BEGIN Entries provided

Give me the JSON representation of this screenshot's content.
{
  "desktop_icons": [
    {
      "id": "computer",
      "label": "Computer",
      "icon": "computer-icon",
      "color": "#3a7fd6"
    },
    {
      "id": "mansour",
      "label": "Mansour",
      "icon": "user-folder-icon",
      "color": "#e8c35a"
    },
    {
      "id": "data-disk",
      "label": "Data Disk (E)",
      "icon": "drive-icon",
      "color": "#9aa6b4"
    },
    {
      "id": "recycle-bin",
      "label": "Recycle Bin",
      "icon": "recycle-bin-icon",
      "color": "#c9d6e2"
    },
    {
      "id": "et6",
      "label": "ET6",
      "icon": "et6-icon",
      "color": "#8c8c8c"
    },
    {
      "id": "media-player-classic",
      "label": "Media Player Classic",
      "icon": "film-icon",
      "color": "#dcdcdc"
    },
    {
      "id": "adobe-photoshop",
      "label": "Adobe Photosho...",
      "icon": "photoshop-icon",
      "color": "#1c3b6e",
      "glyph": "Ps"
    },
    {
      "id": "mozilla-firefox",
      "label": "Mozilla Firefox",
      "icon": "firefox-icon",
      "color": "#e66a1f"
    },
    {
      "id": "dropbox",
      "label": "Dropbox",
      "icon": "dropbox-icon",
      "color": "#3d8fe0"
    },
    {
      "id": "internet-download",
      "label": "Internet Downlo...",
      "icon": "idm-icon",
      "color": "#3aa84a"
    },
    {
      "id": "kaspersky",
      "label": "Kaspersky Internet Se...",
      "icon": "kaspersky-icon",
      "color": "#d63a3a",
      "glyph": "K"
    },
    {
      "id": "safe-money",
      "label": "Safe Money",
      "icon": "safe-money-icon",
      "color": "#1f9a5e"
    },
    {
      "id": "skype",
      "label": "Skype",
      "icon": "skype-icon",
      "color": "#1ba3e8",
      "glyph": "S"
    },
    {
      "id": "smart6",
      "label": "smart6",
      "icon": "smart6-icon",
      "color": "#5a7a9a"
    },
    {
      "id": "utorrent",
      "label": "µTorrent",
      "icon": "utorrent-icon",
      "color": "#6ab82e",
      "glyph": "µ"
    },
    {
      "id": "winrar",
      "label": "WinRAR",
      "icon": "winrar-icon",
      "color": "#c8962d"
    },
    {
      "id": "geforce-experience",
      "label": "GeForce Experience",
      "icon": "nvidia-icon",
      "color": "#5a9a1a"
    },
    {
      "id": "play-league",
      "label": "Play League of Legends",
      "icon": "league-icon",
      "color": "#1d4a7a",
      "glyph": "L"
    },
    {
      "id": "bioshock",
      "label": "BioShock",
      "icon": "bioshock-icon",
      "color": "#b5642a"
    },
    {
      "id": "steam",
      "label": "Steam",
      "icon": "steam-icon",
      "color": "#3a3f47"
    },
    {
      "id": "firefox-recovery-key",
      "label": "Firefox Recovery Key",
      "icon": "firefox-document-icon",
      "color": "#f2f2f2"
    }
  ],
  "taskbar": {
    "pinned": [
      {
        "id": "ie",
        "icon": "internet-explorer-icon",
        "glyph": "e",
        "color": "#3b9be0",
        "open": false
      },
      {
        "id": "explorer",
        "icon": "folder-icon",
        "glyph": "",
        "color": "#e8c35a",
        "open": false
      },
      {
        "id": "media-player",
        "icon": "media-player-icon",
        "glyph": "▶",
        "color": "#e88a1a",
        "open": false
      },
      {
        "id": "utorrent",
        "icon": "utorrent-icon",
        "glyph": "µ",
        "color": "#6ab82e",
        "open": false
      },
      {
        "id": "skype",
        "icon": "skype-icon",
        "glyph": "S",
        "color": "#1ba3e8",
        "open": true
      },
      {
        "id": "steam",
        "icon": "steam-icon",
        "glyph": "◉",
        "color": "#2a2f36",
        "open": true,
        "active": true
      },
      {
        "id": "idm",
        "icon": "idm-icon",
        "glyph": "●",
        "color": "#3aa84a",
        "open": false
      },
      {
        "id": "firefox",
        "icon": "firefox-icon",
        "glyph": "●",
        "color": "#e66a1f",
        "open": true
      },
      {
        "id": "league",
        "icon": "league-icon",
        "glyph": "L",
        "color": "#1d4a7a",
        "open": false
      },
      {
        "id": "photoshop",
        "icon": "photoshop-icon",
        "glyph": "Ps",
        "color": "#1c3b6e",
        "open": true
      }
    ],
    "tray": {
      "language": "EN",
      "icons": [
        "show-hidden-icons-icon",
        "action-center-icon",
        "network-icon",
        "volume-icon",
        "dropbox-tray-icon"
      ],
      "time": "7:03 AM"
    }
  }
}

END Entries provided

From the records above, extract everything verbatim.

Give me the JSON representation of this screenshot's content.
{
  "desktop_icons": [
    {
      "id": "computer",
      "label": "Computer",
      "icon": "computer-icon",
      "color": "#3a7fd6"
    },
    {
      "id": "mansour",
      "label": "Mansour",
      "icon": "user-folder-icon",
      "color": "#e8c35a"
    },
    {
      "id": "data-disk",
      "label": "Data Disk (E)",
      "icon": "drive-icon",
      "color": "#9aa6b4"
    },
    {
      "id": "recycle-bin",
      "label": "Recycle Bin",
      "icon": "recycle-bin-icon",
      "color": "#c9d6e2"
    },
    {
      "id": "et6",
      "label": "ET6",
      "icon": "et6-icon",
      "color": "#8c8c8c"
    },
    {
      "id": "media-player-classic",
      "label": "Media Player Classic",
      "icon": "film-icon",
      "color": "#dcdcdc"
    },
    {
      "id": "adobe-photoshop",
      "label": "Adobe Photosho...",
      "icon": "photoshop-icon",
      "color": "#1c3b6e",
      "glyph": "Ps"
    },
    {
      "id": "mozilla-firefox",
      "label": "Mozilla Firefox",
      "icon": "firefox-icon",
      "color": "#e66a1f"
    },
    {
      "id": "dropbox",
      "label": "Dropbox",
      "icon": "dropbox-icon",
      "color": "#3d8fe0"
    },
    {
      "id": "internet-download",
      "label": "Internet Downlo...",
      "icon": "idm-icon",
      "color": "#3aa84a"
    },
    {
      "id": "kaspersky",
      "label": "Kaspersky Internet Se...",
      "icon": "kaspersky-icon",
      "color": "#d63a3a",
      "glyph": "K"
    },
    {
      "id": "safe-money",
      "label": "Safe Money",
      "icon": "safe-money-icon",
      "color": "#1f9a5e"
    },
    {
      "id": "skype",
      "label": "Skype",
      "icon": "skype-icon",
      "color": "#1ba3e8",
      "glyph": "S"
    },
    {
      "id": "smart6",
      "label": "smart6",
      "icon": "smart6-icon",
      "color": "#5a7a9a"
    },
    {
      "id": "utorrent",
      "label": "µTorrent",
      "icon": "utorrent-icon",
      "color": "#6ab82e",
      "glyph": "µ"
    },
    {
      "id": "winrar",
      "label": "WinRAR",
      "icon": "winrar-icon",
      "color": "#c8962d"
    },
    {
      "id": "geforce-experience",
      "label": "GeForce Experience",
      "icon": "nvidia-icon",
      "color": "#5a9a1a"
    },
    {
      "id": "play-league",
      "label": "Play League of Legends",
      "icon": "league-icon",
      "color": "#1d4a7a",
      "glyph": "L"
    },
    {
      "id": "bioshock",
      "label": "BioShock",
      "icon": "bioshock-icon",
      "color": "#b5642a"
    },
    {
      "id": "steam",
      "label": "Steam",
      "icon": "steam-icon",
      "color": "#3a3f47"
    },
    {
      "id": "firefox-recovery-key",
      "label": "Firefox Recovery Key",
      "icon": "firefox-document-icon",
      "color": "#f2f2f2"
    }
  ],
  "taskbar": {
    "pinned": [
      {
        "id": "ie",
        "icon": "internet-explorer-icon",
        "glyph": "e",
        "color": "#3b9be0",
        "open": false
      },
      {
        "id": "explorer",
        "icon": "folder-icon",
        "glyph": "",
        "color": "#e8c35a",
        "open": false
      },
      {
        "id": "media-player",
        "icon": "media-player-icon",
        "glyph": "▶",
        "color": "#e88a1a",
        "open": false
      },
      {
        "id": "utorrent",
        "icon": "utorrent-icon",
        "glyph": "µ",
        "color": "#6ab82e",
        "open": false
      },
      {
        "id": "skype",
        "icon": "skype-icon",
        "glyph": "S",
        "color": "#1ba3e8",
        "open": true
      },
      {
        "id": "steam",
        "icon": "steam-icon",
        "glyph": "◉",
        "color": "#2a2f36",
        "open": true,
        "active": true
      },
      {
        "id": "idm",
        "icon": "idm-icon",
        "glyph": "●",
        "color": "#3aa84a",
        "open": false
      },
      {
        "id": "firefox",
        "icon": "firefox-icon",
        "glyph": "●",
        "color": "#e66a1f",
        "open": true
      },
      {
        "id": "league",
        "icon": "league-icon",
        "glyph": "L",
        "color": "#1d4a7a",
        "open": false
      },
      {
        "id": "photoshop",
        "icon": "photoshop-icon",
        "glyph": "Ps",
        "color": "#1c3b6e",
        "open": true
      }
    ],
    "tray": {
      "language": "EN",
      "icons": [
        "show-hidden-icons-icon",
        "action-center-icon",
        "network-icon",
        "volume-icon",
        "dropbox-tray-icon"
      ],
      "time": "7:03 AM"
    }
  }
}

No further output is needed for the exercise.